Cooling Towers & Warm Water Systems:
Cooling Towers and warm water systems must be managed safely in order to prevent the growth and transmission of Legionella bacteria.
Lane Cove Council is required to maintain a register of cooling towers and warm water systems within the Lane Cove LGA in line with the Public Health Act 2010. If Council's Environmental Health Officer identifies non-compliance of the requirements for regulated systems under the Public Health Act 2010, they can order building occupiers/owners to comply with the requirements.
Additionally, officers can conduct inspections of premises on which regulated systems are located and charge fees.
Failure to comply with the requirements under the act can result in legal notices, orders, penalty infringements (fines), and/or legal proceedings against a building occupier or owner.
Responsibilities of building-occupiers:
The owner/occupier of a premise where a regulated cooling/warm water system is installed must:
1. Register their system with Lane Cove Council using the registration form (below) and pay the required fee.
2. Install, operate and maintain the systems and records in accordance with the Public Health Act 2010, Public Health Regulation 2012 and Australian Standard 3666 series.
There are statutory penalties for those who fail to comply with legislation.

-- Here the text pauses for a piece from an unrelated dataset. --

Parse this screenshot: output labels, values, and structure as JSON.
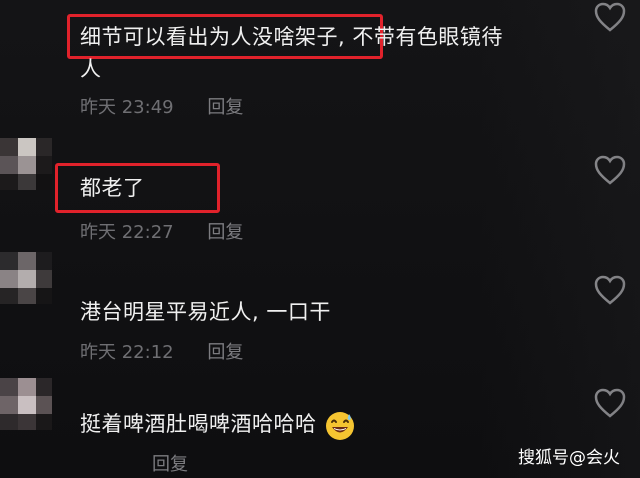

The responsible person is guilty of an offence if their tower is not registered with Council or has not been maintained as required.
Building owners/occupiers must also advise Council if there is a change of owner or occupier for a building on which a system is located, if the system is modified or if the contact details for the building manager changes

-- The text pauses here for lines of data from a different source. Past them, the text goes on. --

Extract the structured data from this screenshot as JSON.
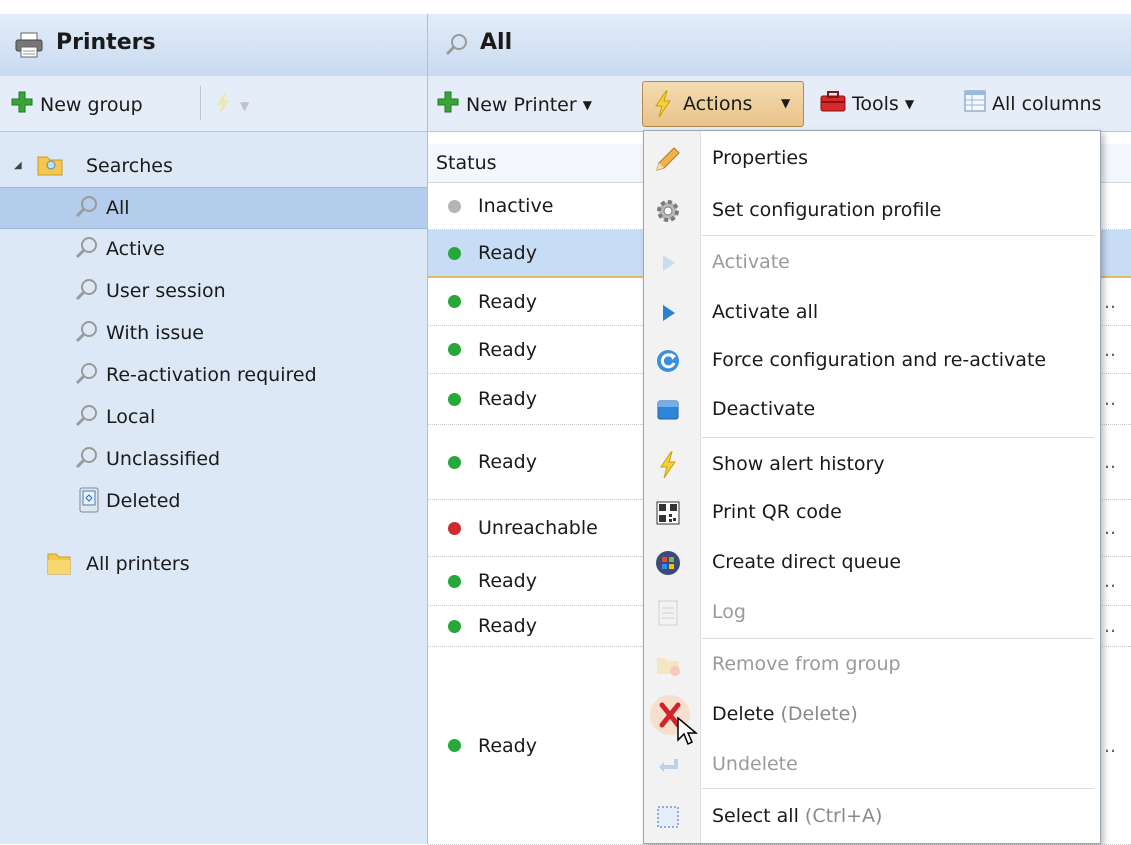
{
  "left_panel": {
    "title": "Printers",
    "new_group_label": "New group",
    "tree": {
      "root_label": "Searches",
      "items": [
        "All",
        "Active",
        "User session",
        "With issue",
        "Re-activation required",
        "Local",
        "Unclassified",
        "Deleted"
      ],
      "selected": "All",
      "all_printers_label": "All printers"
    }
  },
  "right_panel": {
    "title": "All",
    "toolbar": {
      "new_printer_label": "New Printer",
      "actions_label": "Actions",
      "tools_label": "Tools",
      "columns_label": "All columns"
    },
    "table": {
      "column_header": "Status",
      "rows": [
        {
          "status": "Inactive",
          "color": "#b4b4b4"
        },
        {
          "status": "Ready",
          "color": "#27a83a"
        },
        {
          "status": "Ready",
          "color": "#27a83a"
        },
        {
          "status": "Ready",
          "color": "#27a83a"
        },
        {
          "status": "Ready",
          "color": "#27a83a"
        },
        {
          "status": "Ready",
          "color": "#27a83a"
        },
        {
          "status": "Unreachable",
          "color": "#d12a2a"
        },
        {
          "status": "Ready",
          "color": "#27a83a"
        },
        {
          "status": "Ready",
          "color": "#27a83a"
        },
        {
          "status": "Ready",
          "color": "#27a83a"
        }
      ],
      "selected_row_index": 1
    }
  },
  "actions_menu": {
    "items": [
      {
        "label": "Properties",
        "enabled": true,
        "icon": "pencil-icon"
      },
      {
        "label": "Set configuration profile",
        "enabled": true,
        "icon": "gear-icon"
      },
      {
        "label": "Activate",
        "enabled": false,
        "icon": "play-icon"
      },
      {
        "label": "Activate all",
        "enabled": true,
        "icon": "play-icon"
      },
      {
        "label": "Force configuration and re-activate",
        "enabled": true,
        "icon": "refresh-icon"
      },
      {
        "label": "Deactivate",
        "enabled": true,
        "icon": "stop-icon"
      },
      {
        "label": "Show alert history",
        "enabled": true,
        "icon": "lightning-icon"
      },
      {
        "label": "Print QR code",
        "enabled": true,
        "icon": "qr-code-icon"
      },
      {
        "label": "Create direct queue",
        "enabled": true,
        "icon": "windows-icon"
      },
      {
        "label": "Log",
        "enabled": false,
        "icon": "log-icon"
      },
      {
        "label": "Remove from group",
        "enabled": false,
        "icon": "remove-folder-icon"
      },
      {
        "label": "Delete",
        "shortcut": "(Delete)",
        "enabled": true,
        "icon": "delete-icon"
      },
      {
        "label": "Undelete",
        "enabled": false,
        "icon": "undo-icon"
      },
      {
        "label": "Select all",
        "shortcut": "(Ctrl+A)",
        "enabled": true,
        "icon": "select-all-icon"
      }
    ]
  },
  "colors": {
    "accent": "#c9daf0",
    "actions_button": "#ecc88f",
    "ready": "#27a83a",
    "unreachable": "#d12a2a",
    "inactive": "#b4b4b4"
  }
}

What is legionnaires disease?
Legionnaires' disease is a potentially fatal type of pneumonia caused by Legionella bacteria that may also cause a flu-like condition called Pontiac fever. Legionnaires' disease occurs when someone inhales the Legionella organism and it penetrates deep into their lungs, possibly through a contaminated aerosol from a cooling tower.
The disease has the potential to affect everyone, but vulnerable groups are more at risk. This includes older people with existing health problems such as respiratory disease, people with autoimmune diseases, people taking immune-suppressant drugs and people who are heavy smokers.

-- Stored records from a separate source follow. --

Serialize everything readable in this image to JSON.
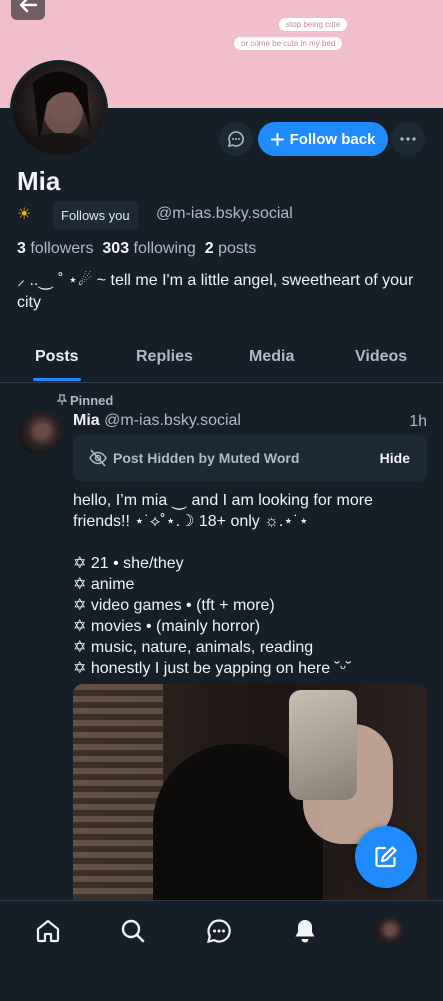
{
  "banner": {
    "pills": [
      "stop being cute",
      "or come be cute in my bed"
    ]
  },
  "profile": {
    "name": "Mia",
    "badge_emoji": "☀",
    "follows_you": "Follows you",
    "handle": "@m-ias.bsky.social",
    "followers_count": "3",
    "followers_label": "followers",
    "following_count": "303",
    "following_label": "following",
    "posts_count": "2",
    "posts_label": "posts",
    "bio": "⸝ ..⏝ ˚ ⋆☄︎ ~ tell me I'm a little angel, sweetheart of your city",
    "follow_back_label": "Follow back"
  },
  "tabs": [
    "Posts",
    "Replies",
    "Media",
    "Videos"
  ],
  "active_tab": "Posts",
  "post": {
    "pinned_label": "Pinned",
    "author_name": "Mia",
    "author_handle": "@m-ias.bsky.social",
    "time": "1h",
    "hidden_text": "Post Hidden by Muted Word",
    "hide_label": "Hide",
    "lines": [
      "hello, I’m mia ⏝ and I am looking for more",
      "friends!! ⋆˙⟡˚⋆.☽ 18+ only ☼.⋆˙⋆",
      "",
      "✡ 21 • she/they",
      "✡ anime",
      "✡ video games • (tft + more)",
      "✡ movies • (mainly horror)",
      "✡ music, nature, animals, reading",
      "✡ honestly I just be yapping on here   ˘ᵕ˘"
    ]
  },
  "nav": [
    "home-icon",
    "search-icon",
    "chat-icon",
    "bell-icon",
    "profile-avatar"
  ],
  "colors": {
    "background": "#161e27",
    "banner": "#f1bfcc",
    "accent": "#208bfe",
    "muted_text": "#aebbc9",
    "surface": "#1e2936"
  }
}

Legionella can be controlled by proper water treatment procedures, regular cleaning and maintenance, and applying risk management.
Visit NSW Ministry of Health for more information and relevant legislative documents or call Council's Environmental Health Officer on 02 99113626
Cooling Tower and Regulated System Registration Form.
Completed forms can be emailed to: email@example.com